Wookiee Hut Cuisine presents:
Grand Central Oyster Bar

Grand Central Station, NYC

Review by Susu, MaceVindaloo, Rosie, ThePlazaQueen, SteakGril, Diana, Wraith6, Runt, Farklempt

This place opened when Grand Central Station opened in what is sometimes referred to as the "Gaslight Era," before New York was fully electrified and gaslights were lit in lieu of the modern day streetlights. In many ways, New York is still that town. Maybe not on the surface, where you see hustle and bustle and modern skyscrapers. But in the then-state-of-the-art Grand Central Station (which was fully serviced with electricity), the Oyster Bar opened to cater to the appetites and expectations of those who wished to travel through New York in style.

The architecture is cavernous — the restaurant is located below-ground (beneath Vanderbilt Hall, named for the man who built the station), there are vaulted ceilings evoking the station's tracks (right on the other side of the walls), and the clamor of the place adds to the aura of speed.

There are basically four restaurants contained here: the Saloon, which is a dark-paneled bar (the bathrooms with their interesting seats are here, under the hanging of the big sturgeon), the restaurant with it's white-clothed tables and silver, the counter area which may be the last New York style lunch counter in town with its teatowel-napkins and tubs of horseradish, and the oyster bar itself where you can watch the countermen shuck shellfish, gently cook panroasts and seafood stews, and ladle out clam chowder to customers who walk up to the window behind them for take-out. In general, the hot food is done in the traditional grill-laden kitchen behind the counter area, the cold food and soups at the oyster bar.

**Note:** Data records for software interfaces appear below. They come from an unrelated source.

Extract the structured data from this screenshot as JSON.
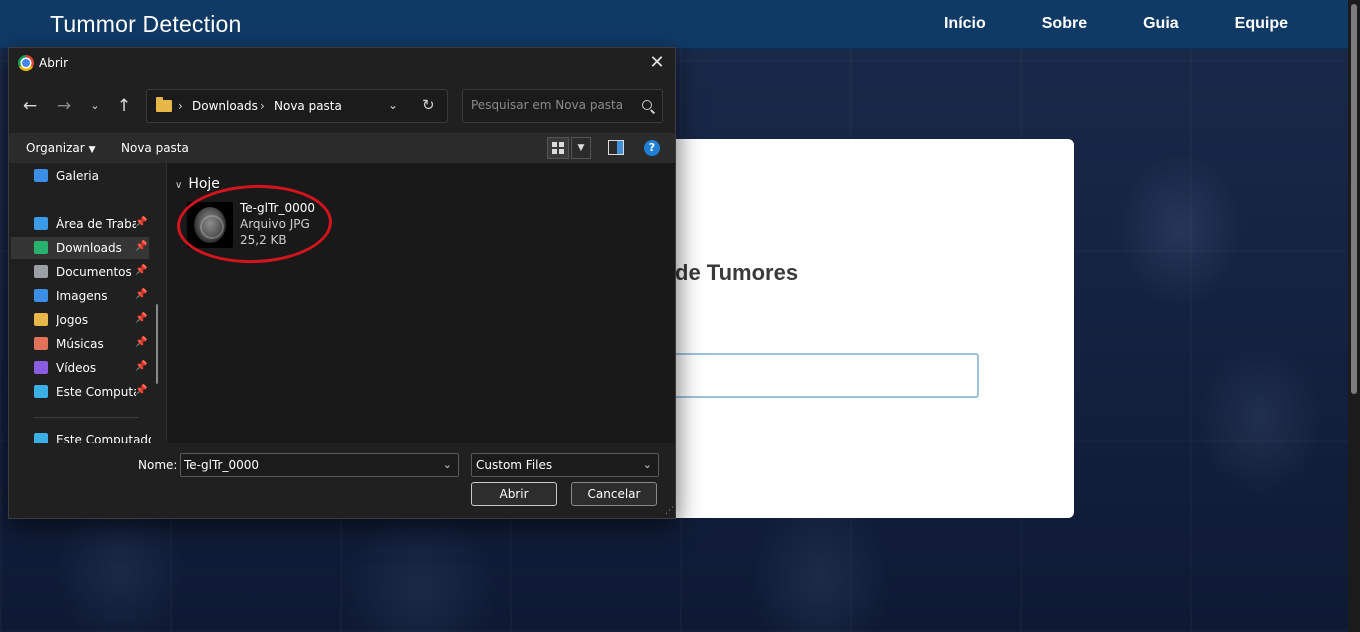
{
  "page": {
    "brand": "Tummor Detection",
    "nav": [
      "Início",
      "Sobre",
      "Guia",
      "Equipe"
    ],
    "card_title": "de Tumores"
  },
  "dialog": {
    "title": "Abrir",
    "breadcrumb": [
      "Downloads",
      "Nova pasta"
    ],
    "search_placeholder": "Pesquisar em Nova pasta",
    "toolbar": {
      "organize": "Organizar",
      "new_folder": "Nova pasta"
    },
    "nav_items": [
      {
        "label": "Galeria",
        "icon": "gallery-icon",
        "pinned": false,
        "color": "#3a8ee6"
      },
      {
        "label": "Área de Trabalho",
        "icon": "desktop-icon",
        "pinned": true,
        "color": "#3a9be8"
      },
      {
        "label": "Downloads",
        "icon": "download-icon",
        "pinned": true,
        "color": "#27b36d"
      },
      {
        "label": "Documentos",
        "icon": "document-icon",
        "pinned": true,
        "color": "#9aa0a6"
      },
      {
        "label": "Imagens",
        "icon": "image-icon",
        "pinned": true,
        "color": "#3a8ee6"
      },
      {
        "label": "Jogos",
        "icon": "folder-icon",
        "pinned": true,
        "color": "#e8b74a"
      },
      {
        "label": "Músicas",
        "icon": "music-icon",
        "pinned": true,
        "color": "#e0725a"
      },
      {
        "label": "Vídeos",
        "icon": "video-icon",
        "pinned": true,
        "color": "#8a5ce0"
      },
      {
        "label": "Este Computador",
        "icon": "computer-icon",
        "pinned": true,
        "color": "#3ab0e6"
      },
      {
        "label": "Este Computador",
        "icon": "computer-icon",
        "pinned": false,
        "color": "#3ab0e6"
      }
    ],
    "selected_nav": "Downloads",
    "group": "Hoje",
    "file": {
      "name": "Te-glTr_0000",
      "type": "Arquivo JPG",
      "size": "25,2 KB"
    },
    "filename_label": "Nome:",
    "filename_value": "Te-glTr_0000",
    "filetype": "Custom Files",
    "open_label": "Abrir",
    "cancel_label": "Cancelar"
  }
}
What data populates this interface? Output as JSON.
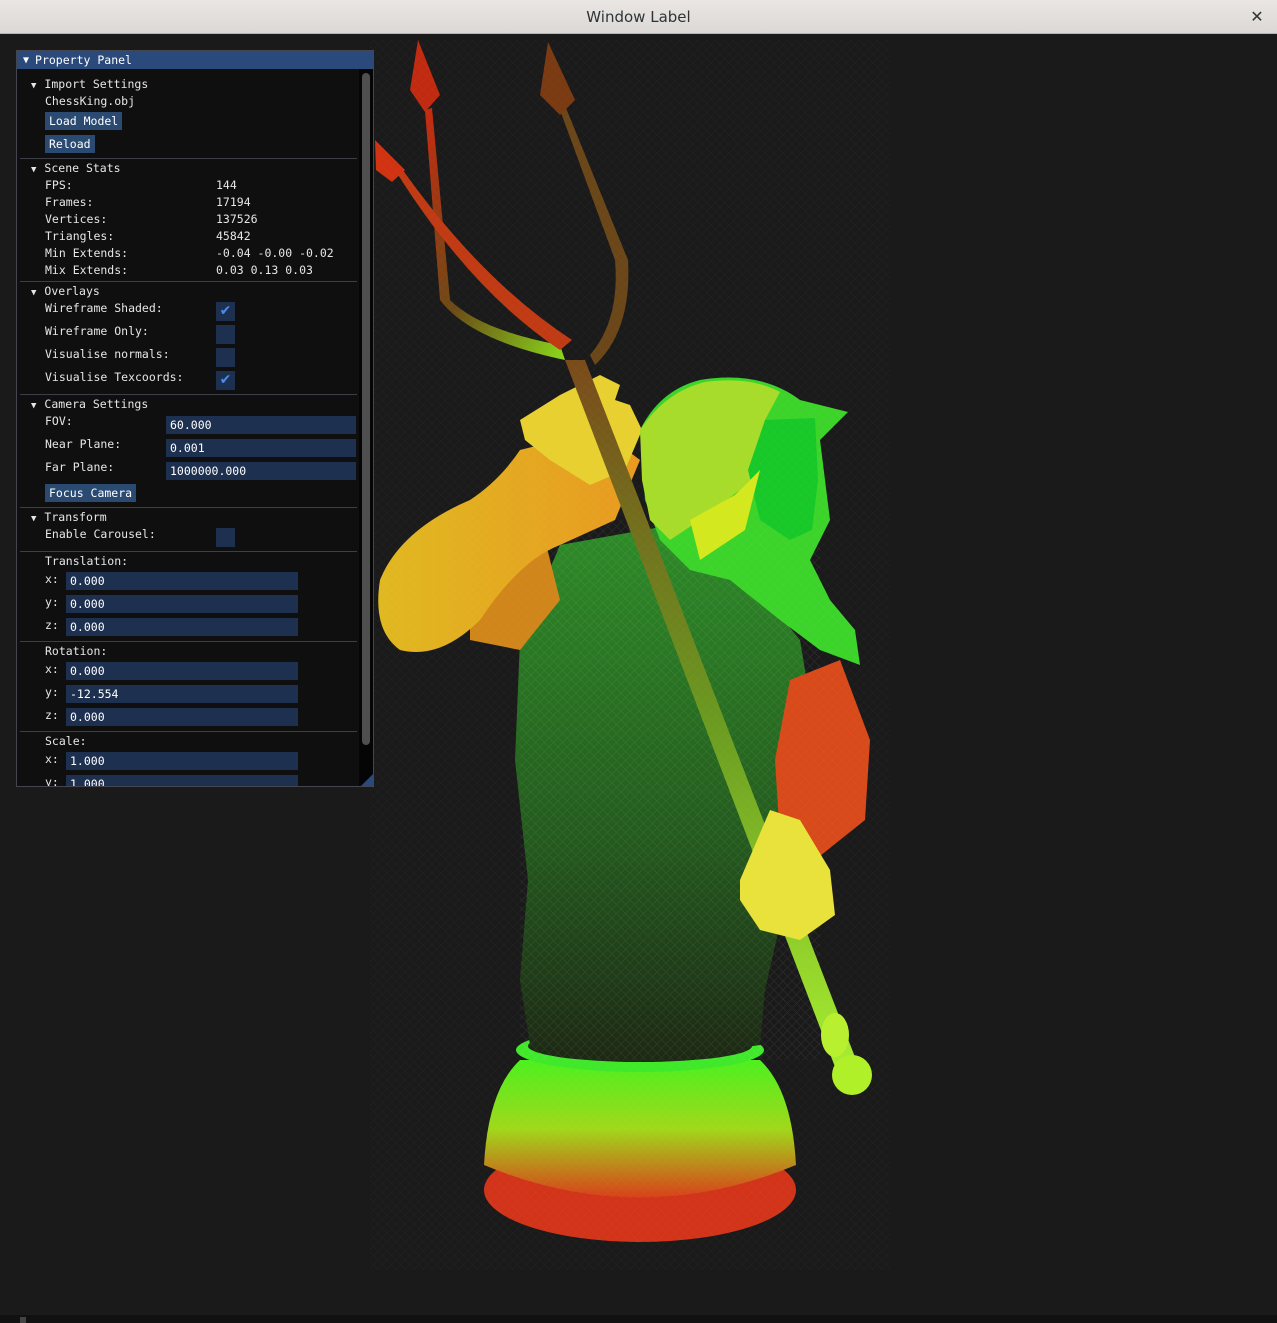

Being the Oyster Bar, they offer many types of oysters daily. Hand-written signs indicate the prices and availability for the day — the knowledgeable oyster shuckers will tell you where each critter came from, what to expect in terms of flavor, and even how to eat the things. Some are monsters, and they advise how to dip, swallow, chew, etc. Most oyster eaters know what they want, and happily tell their order to Luis — the champion oyster shucker of the world (16 in a minute!) — or to any of the long-timers who work the bar.

We opted to sit at the counter. It was a bit later than lunch, just before they started closing up some of the counterspace. The counters zigzag with rounded corners through the space, and if you're lucky you can grab a couple of corners so that your party can sort of see each other as you eat. It's less intimidating than sitting in the restaurant or the oyster bar, and there are kids in the group, so the Saloon was too intimidating, too. You have to love a place that lets you choose your playground and dresscode.

We had heard of the fine New England clam chowder, so we got a bowl apiece (no such thing as a "cup" of chowder here ...) Be warned — it's rich and tasty and really a full meal, not an appetizer. One of us is a connoisseur of oyster crackers, and she rated the ones served in little packets here to be among the best! The nice waitress gave us a whole bunch for snacks later. We also loved the biscuit and seeded flatbread they gave us instead of the usual breadbasket. There's something very New York about getting these old-fashioned breads instead of the artisinal breads that are so popular these days. Another of us got the Oyster Stew — it was something she read about when very young, and the reality more than met the expectation. Unlike other stews, seafood stews are heated quickly, not cooked slowly, and the matrix is milk. Sounds awful? Little YOU know!

We had been doing a lot of walking this day, so about half of us opted for the full experience and ordered fish dishes as well. We were able to share without any leftovers to carry around. The meals are big — just remember that! We had hamachi tuna — yellowtail, the highest grade. Many of us often wondered why TV chefs opted to just sear big hunks of this tuna and keep the interior raw, and now we know why! The tuna is buttery and rich, and tastes completely different when uncooked. It's an indescribable richness that disappears on cooking, and that's a huge shame. We now consider it an executable crime to cook tuna beyond a brief surface sear!

We also got the Smoked Fish Plate, which contained thin, long slices of salmon, sturgeon, and trout, alongside toast points and a big pile of capers in a lettuce cup, and a big dollop of tasty, sharp horseradish mayonnaise. We also ordered a halibut which was listed as one of the daily specials, which was served with a sauce charon (hollandaise with tomatoes) and simply steamed vegetables — which is whatever is seasonal. A side of fries was all someone wanted, but they were good fried. And we also got a side of jicama slaw — it's soggy yet crunchy. Got to have something described in such a manner, don't you think? We all passed our bread plates around to get a taste of everything. We all moaned with pleasure at the well-prepared feast. We were all too full for dessert!

We did mention the bathrooms? Many of the older, finer restaurants in NYC have bathroom attendents, so be sure to bring some change or a dollar as a tip to those who keep the place tidy, etc. You don't have to, but it's part of the experience, right?

Disclaimer: The opinions and observations noted are the property of the author. Neither Wookieehut nor any associates makes any claims or lucre from the posting of this report or review. This webpage is presented by Wookieehut.com. Enjoy!